> **Prompt**: In the copy, include no pictures. Reproduce the rest of the entries exactly.
::::::::::
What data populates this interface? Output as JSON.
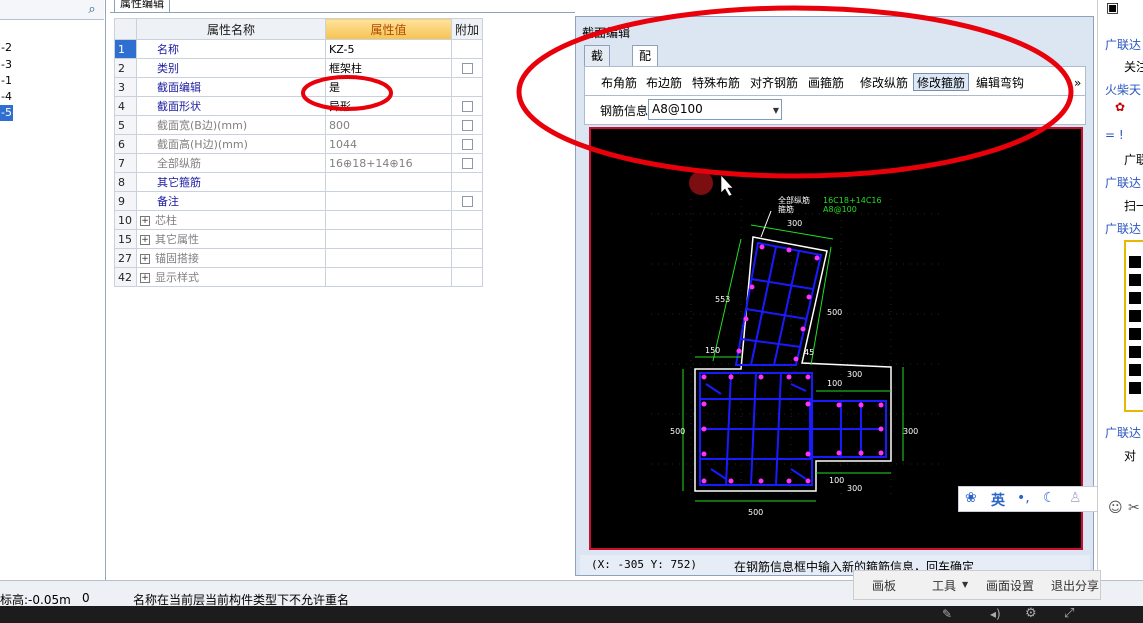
{
  "tree": {
    "items": [
      "-2",
      "-3",
      "-1",
      "-4",
      "-5"
    ]
  },
  "property_editor": {
    "tab_label": "属性编辑",
    "headers": {
      "name": "属性名称",
      "value": "属性值",
      "extra": "附加"
    },
    "rows": [
      {
        "no": "1",
        "name": "名称",
        "value": "KZ-5"
      },
      {
        "no": "2",
        "name": "类别",
        "value": "框架柱"
      },
      {
        "no": "3",
        "name": "截面编辑",
        "value": "是"
      },
      {
        "no": "4",
        "name": "截面形状",
        "value": "异形"
      },
      {
        "no": "5",
        "name": "截面宽(B边)(mm)",
        "value": "800"
      },
      {
        "no": "6",
        "name": "截面高(H边)(mm)",
        "value": "1044"
      },
      {
        "no": "7",
        "name": "全部纵筋",
        "value": "16⊕18+14⊕16"
      },
      {
        "no": "8",
        "name": "其它箍筋",
        "value": ""
      },
      {
        "no": "9",
        "name": "备注",
        "value": ""
      },
      {
        "no": "10",
        "name": "芯柱",
        "value": ""
      },
      {
        "no": "15",
        "name": "其它属性",
        "value": ""
      },
      {
        "no": "27",
        "name": "锚固搭接",
        "value": ""
      },
      {
        "no": "42",
        "name": "显示样式",
        "value": ""
      }
    ]
  },
  "section_editor": {
    "title": "截面编辑",
    "tabs": [
      "截面",
      "配筋"
    ],
    "toolbar": [
      "布角筋",
      "布边筋",
      "特殊布筋",
      "对齐钢筋",
      "画箍筋",
      "修改纵筋",
      "修改箍筋",
      "编辑弯钩"
    ],
    "rebar_info_label": "钢筋信息",
    "rebar_info_value": "A8@100",
    "drawing": {
      "label_all_long": "全部纵筋",
      "label_stirrup": "箍筋",
      "value_all_long": "16C18+14C16",
      "value_stirrup": "A8@100",
      "dims": [
        "300",
        "553",
        "500",
        "150",
        "45",
        "100",
        "300",
        "500",
        "300",
        "100",
        "300",
        "500"
      ]
    },
    "coords": "(X: -305 Y: 752)",
    "hint": "在钢筋信息框中输入新的箍筋信息，回车确定"
  },
  "chat": {
    "lines": [
      "广联达",
      "关注",
      "火柴天",
      "= !",
      "广联",
      "广联达",
      "扫一",
      "广联达",
      "广联达",
      "对"
    ]
  },
  "status_bar": {
    "elevation": "标高:-0.05m",
    "count": "0",
    "message": "名称在当前层当前构件类型下不允许重名"
  },
  "share_bar": {
    "items": [
      "画板",
      "工具",
      "画面设置",
      "退出分享"
    ]
  },
  "ime": {
    "lang": "英"
  },
  "colors": {
    "annotation_red": "#e8000b",
    "selection_blue": "#2f6fcf",
    "rebar_blue": "#1a1aff",
    "dim_green": "#22dd22"
  }
}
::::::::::
> **Answer below**:
What data populates this interface? Output as JSON.
{
  "tree": {
    "items": [
      "-2",
      "-3",
      "-1",
      "-4",
      "-5"
    ]
  },
  "property_editor": {
    "tab_label": "属性编辑",
    "headers": {
      "name": "属性名称",
      "value": "属性值",
      "extra": "附加"
    },
    "rows": [
      {
        "no": "1",
        "name": "名称",
        "value": "KZ-5"
      },
      {
        "no": "2",
        "name": "类别",
        "value": "框架柱"
      },
      {
        "no": "3",
        "name": "截面编辑",
        "value": "是"
      },
      {
        "no": "4",
        "name": "截面形状",
        "value": "异形"
      },
      {
        "no": "5",
        "name": "截面宽(B边)(mm)",
        "value": "800"
      },
      {
        "no": "6",
        "name": "截面高(H边)(mm)",
        "value": "1044"
      },
      {
        "no": "7",
        "name": "全部纵筋",
        "value": "16⊕18+14⊕16"
      },
      {
        "no": "8",
        "name": "其它箍筋",
        "value": ""
      },
      {
        "no": "9",
        "name": "备注",
        "value": ""
      },
      {
        "no": "10",
        "name": "芯柱",
        "value": ""
      },
      {
        "no": "15",
        "name": "其它属性",
        "value": ""
      },
      {
        "no": "27",
        "name": "锚固搭接",
        "value": ""
      },
      {
        "no": "42",
        "name": "显示样式",
        "value": ""
      }
    ]
  },
  "section_editor": {
    "title": "截面编辑",
    "tabs": [
      "截面",
      "配筋"
    ],
    "toolbar": [
      "布角筋",
      "布边筋",
      "特殊布筋",
      "对齐钢筋",
      "画箍筋",
      "修改纵筋",
      "修改箍筋",
      "编辑弯钩"
    ],
    "rebar_info_label": "钢筋信息",
    "rebar_info_value": "A8@100",
    "drawing": {
      "label_all_long": "全部纵筋",
      "label_stirrup": "箍筋",
      "value_all_long": "16C18+14C16",
      "value_stirrup": "A8@100",
      "dims": [
        "300",
        "553",
        "500",
        "150",
        "45",
        "100",
        "300",
        "500",
        "300",
        "100",
        "300",
        "500"
      ]
    },
    "coords": "(X: -305 Y: 752)",
    "hint": "在钢筋信息框中输入新的箍筋信息，回车确定"
  },
  "chat": {
    "lines": [
      "广联达",
      "关注",
      "火柴天",
      "= !",
      "广联",
      "广联达",
      "扫一",
      "广联达",
      "广联达",
      "对"
    ]
  },
  "status_bar": {
    "elevation": "标高:-0.05m",
    "count": "0",
    "message": "名称在当前层当前构件类型下不允许重名"
  },
  "share_bar": {
    "items": [
      "画板",
      "工具",
      "画面设置",
      "退出分享"
    ]
  },
  "ime": {
    "lang": "英"
  },
  "colors": {
    "annotation_red": "#e8000b",
    "selection_blue": "#2f6fcf",
    "rebar_blue": "#1a1aff",
    "dim_green": "#22dd22"
  }
}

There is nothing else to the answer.